[Dataset records]
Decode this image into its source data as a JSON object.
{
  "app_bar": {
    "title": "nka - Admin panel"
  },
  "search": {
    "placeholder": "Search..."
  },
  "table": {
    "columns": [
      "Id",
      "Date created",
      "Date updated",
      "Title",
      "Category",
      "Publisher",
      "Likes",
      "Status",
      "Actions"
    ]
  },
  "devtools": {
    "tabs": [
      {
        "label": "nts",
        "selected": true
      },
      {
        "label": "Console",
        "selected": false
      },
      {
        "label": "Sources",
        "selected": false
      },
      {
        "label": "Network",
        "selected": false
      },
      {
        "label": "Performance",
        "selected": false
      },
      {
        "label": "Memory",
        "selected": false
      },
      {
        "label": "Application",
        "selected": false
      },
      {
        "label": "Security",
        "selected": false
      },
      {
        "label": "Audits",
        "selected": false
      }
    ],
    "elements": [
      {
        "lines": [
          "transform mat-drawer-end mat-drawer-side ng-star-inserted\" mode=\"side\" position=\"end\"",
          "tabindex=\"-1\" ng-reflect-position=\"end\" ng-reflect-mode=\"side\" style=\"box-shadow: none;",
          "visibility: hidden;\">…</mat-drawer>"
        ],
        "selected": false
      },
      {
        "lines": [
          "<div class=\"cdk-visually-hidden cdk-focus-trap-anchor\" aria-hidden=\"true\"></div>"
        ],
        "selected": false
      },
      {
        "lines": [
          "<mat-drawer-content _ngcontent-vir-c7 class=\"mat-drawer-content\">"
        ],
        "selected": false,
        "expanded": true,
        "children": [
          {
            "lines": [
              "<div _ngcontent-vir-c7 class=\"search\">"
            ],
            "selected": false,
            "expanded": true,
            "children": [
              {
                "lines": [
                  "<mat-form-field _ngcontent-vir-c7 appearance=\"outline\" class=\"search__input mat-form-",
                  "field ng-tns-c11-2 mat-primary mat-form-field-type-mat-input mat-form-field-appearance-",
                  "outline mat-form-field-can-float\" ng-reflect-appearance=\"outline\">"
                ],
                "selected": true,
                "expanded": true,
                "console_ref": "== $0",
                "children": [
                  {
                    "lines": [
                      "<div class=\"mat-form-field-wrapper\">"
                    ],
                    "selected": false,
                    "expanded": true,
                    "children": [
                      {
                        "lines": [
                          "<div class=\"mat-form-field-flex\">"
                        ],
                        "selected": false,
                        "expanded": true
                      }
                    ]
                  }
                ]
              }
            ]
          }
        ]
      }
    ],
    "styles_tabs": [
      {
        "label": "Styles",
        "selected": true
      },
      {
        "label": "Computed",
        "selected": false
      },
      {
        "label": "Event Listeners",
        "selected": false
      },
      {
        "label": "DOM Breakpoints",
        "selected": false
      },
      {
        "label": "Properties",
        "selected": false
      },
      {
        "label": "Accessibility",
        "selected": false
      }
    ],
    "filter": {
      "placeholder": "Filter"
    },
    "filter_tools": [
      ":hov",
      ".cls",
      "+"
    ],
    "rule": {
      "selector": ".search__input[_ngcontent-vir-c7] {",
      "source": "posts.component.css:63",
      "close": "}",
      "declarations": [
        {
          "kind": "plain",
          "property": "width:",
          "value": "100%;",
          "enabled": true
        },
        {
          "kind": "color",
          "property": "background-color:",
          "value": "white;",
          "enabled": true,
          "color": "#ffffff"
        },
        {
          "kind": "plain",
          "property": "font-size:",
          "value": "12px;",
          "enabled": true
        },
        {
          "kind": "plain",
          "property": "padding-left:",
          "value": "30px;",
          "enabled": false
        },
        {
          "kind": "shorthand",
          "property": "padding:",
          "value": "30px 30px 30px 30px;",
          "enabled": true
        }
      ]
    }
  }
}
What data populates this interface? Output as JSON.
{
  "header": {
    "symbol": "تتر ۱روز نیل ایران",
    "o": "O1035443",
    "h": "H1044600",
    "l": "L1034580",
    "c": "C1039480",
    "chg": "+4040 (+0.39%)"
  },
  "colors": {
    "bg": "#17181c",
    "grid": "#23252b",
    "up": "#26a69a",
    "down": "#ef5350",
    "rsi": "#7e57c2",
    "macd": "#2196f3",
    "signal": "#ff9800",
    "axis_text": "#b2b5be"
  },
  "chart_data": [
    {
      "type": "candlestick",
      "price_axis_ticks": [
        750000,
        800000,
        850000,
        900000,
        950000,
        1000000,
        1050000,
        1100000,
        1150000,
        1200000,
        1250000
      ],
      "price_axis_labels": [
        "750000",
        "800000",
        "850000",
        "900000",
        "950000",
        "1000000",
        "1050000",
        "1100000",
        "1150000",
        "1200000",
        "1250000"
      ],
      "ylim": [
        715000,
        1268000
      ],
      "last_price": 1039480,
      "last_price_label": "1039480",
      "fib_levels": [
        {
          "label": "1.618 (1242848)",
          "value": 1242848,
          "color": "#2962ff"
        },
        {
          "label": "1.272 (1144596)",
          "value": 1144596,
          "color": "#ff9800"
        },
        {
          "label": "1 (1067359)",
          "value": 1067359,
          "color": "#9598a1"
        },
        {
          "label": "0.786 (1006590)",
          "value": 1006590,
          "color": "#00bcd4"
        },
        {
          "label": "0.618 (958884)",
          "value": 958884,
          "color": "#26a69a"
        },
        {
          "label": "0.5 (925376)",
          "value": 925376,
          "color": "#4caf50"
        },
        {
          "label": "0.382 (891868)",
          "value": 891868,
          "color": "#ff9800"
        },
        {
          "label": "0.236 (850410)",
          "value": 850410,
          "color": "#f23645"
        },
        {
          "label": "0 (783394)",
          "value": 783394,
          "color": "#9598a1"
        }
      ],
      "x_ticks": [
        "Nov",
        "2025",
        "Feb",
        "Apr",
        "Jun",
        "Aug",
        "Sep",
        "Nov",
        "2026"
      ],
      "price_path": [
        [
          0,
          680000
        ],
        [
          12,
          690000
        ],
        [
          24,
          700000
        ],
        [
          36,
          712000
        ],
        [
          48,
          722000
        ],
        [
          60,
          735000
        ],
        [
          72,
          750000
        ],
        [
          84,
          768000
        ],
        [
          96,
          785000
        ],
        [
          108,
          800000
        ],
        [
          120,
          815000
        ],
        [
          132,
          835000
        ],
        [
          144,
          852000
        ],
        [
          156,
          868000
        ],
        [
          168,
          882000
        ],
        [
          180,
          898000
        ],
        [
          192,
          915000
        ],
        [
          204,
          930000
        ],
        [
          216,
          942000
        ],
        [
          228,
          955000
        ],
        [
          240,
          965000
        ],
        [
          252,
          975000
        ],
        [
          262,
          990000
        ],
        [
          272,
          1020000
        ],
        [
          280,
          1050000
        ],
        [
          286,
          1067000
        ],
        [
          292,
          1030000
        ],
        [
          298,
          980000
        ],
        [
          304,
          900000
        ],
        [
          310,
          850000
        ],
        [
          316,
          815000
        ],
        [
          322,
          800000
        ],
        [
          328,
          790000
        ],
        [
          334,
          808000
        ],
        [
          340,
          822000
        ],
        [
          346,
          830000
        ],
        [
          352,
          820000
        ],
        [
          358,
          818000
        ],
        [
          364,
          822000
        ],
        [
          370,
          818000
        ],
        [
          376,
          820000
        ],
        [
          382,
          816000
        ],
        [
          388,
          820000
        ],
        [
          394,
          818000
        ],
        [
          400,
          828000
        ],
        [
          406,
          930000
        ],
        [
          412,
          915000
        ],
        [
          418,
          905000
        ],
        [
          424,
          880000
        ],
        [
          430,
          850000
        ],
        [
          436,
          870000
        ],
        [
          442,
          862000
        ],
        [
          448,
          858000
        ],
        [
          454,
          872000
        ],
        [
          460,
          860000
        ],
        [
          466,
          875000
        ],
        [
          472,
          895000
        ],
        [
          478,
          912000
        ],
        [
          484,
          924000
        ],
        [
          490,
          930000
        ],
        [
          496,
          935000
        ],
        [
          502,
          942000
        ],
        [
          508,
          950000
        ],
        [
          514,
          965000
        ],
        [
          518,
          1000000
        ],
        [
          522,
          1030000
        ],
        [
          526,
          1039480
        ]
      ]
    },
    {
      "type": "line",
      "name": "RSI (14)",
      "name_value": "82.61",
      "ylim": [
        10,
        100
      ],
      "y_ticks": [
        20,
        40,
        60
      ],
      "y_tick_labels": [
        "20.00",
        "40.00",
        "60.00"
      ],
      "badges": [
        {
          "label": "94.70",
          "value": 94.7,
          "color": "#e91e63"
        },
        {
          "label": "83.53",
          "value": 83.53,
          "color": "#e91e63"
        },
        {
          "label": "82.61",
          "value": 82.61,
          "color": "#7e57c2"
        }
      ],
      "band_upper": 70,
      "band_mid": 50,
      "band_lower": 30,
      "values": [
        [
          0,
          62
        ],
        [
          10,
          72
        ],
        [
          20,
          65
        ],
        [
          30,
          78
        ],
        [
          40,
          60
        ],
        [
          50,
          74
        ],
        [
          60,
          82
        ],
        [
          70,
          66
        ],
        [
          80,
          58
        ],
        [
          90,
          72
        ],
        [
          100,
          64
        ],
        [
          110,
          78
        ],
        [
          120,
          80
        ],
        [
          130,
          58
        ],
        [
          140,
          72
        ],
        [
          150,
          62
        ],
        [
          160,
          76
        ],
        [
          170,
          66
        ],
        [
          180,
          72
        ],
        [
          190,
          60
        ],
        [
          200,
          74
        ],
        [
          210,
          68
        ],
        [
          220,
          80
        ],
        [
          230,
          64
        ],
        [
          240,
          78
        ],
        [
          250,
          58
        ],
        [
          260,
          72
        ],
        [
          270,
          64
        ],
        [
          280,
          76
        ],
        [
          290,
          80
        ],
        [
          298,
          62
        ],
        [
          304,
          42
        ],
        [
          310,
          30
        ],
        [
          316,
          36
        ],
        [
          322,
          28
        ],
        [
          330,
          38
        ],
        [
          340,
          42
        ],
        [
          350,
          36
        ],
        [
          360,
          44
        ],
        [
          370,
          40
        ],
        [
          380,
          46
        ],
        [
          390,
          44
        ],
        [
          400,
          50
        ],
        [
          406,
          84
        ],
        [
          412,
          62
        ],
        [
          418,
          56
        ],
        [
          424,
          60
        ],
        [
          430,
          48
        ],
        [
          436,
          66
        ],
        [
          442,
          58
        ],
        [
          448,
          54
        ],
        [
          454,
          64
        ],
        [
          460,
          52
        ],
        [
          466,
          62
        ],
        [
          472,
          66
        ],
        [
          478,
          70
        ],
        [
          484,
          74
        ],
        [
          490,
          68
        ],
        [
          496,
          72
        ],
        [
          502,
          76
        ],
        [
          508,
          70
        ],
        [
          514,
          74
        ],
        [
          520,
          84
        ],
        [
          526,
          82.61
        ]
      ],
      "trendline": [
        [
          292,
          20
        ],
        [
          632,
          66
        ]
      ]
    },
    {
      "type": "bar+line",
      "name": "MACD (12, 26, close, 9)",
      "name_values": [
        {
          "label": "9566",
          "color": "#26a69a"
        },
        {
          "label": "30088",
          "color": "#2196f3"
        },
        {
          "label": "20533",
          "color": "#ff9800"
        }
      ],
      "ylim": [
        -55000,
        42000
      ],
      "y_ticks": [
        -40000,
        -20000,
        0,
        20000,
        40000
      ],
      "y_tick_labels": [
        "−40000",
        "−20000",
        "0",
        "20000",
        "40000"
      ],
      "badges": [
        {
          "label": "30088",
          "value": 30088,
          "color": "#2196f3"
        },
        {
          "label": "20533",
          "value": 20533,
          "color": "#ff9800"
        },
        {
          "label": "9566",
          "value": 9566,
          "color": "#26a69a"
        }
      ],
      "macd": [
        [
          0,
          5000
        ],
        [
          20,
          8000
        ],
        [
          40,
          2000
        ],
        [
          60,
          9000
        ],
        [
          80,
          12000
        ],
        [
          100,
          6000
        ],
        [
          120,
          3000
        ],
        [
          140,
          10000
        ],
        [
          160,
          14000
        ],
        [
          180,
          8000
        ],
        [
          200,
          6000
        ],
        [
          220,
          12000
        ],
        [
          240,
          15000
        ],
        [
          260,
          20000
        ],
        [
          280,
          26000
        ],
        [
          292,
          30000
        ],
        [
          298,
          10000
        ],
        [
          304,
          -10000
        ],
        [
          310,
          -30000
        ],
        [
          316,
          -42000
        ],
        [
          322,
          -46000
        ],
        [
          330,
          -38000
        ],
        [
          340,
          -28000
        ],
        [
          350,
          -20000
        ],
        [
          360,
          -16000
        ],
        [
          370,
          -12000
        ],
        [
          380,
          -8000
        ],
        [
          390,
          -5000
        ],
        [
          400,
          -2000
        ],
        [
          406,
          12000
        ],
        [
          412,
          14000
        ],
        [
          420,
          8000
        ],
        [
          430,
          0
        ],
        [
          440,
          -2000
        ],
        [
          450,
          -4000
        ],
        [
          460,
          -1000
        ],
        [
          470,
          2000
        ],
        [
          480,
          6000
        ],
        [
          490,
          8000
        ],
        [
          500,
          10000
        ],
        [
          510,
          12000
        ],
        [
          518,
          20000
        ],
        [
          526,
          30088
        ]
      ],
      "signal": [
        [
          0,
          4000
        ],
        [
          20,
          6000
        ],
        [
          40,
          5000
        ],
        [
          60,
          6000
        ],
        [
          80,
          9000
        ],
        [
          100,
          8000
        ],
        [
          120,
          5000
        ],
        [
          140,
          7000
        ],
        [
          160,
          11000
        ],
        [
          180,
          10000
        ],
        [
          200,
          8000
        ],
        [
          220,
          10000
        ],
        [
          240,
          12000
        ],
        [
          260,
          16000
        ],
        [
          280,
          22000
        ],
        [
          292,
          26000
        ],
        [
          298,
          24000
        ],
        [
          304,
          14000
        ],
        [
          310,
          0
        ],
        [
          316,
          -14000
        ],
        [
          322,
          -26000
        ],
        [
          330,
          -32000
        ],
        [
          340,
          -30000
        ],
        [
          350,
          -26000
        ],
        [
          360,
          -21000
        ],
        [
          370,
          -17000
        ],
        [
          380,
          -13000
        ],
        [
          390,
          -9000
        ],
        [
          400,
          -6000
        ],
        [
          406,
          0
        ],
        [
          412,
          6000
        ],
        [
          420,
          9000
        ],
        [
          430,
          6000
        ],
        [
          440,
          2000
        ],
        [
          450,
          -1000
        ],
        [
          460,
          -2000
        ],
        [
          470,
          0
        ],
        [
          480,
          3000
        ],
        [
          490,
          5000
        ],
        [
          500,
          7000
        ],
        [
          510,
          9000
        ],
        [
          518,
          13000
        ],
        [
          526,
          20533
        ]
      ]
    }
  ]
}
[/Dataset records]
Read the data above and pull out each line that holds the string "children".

        "children": [
            "children": [
                "children": [
                    "children": [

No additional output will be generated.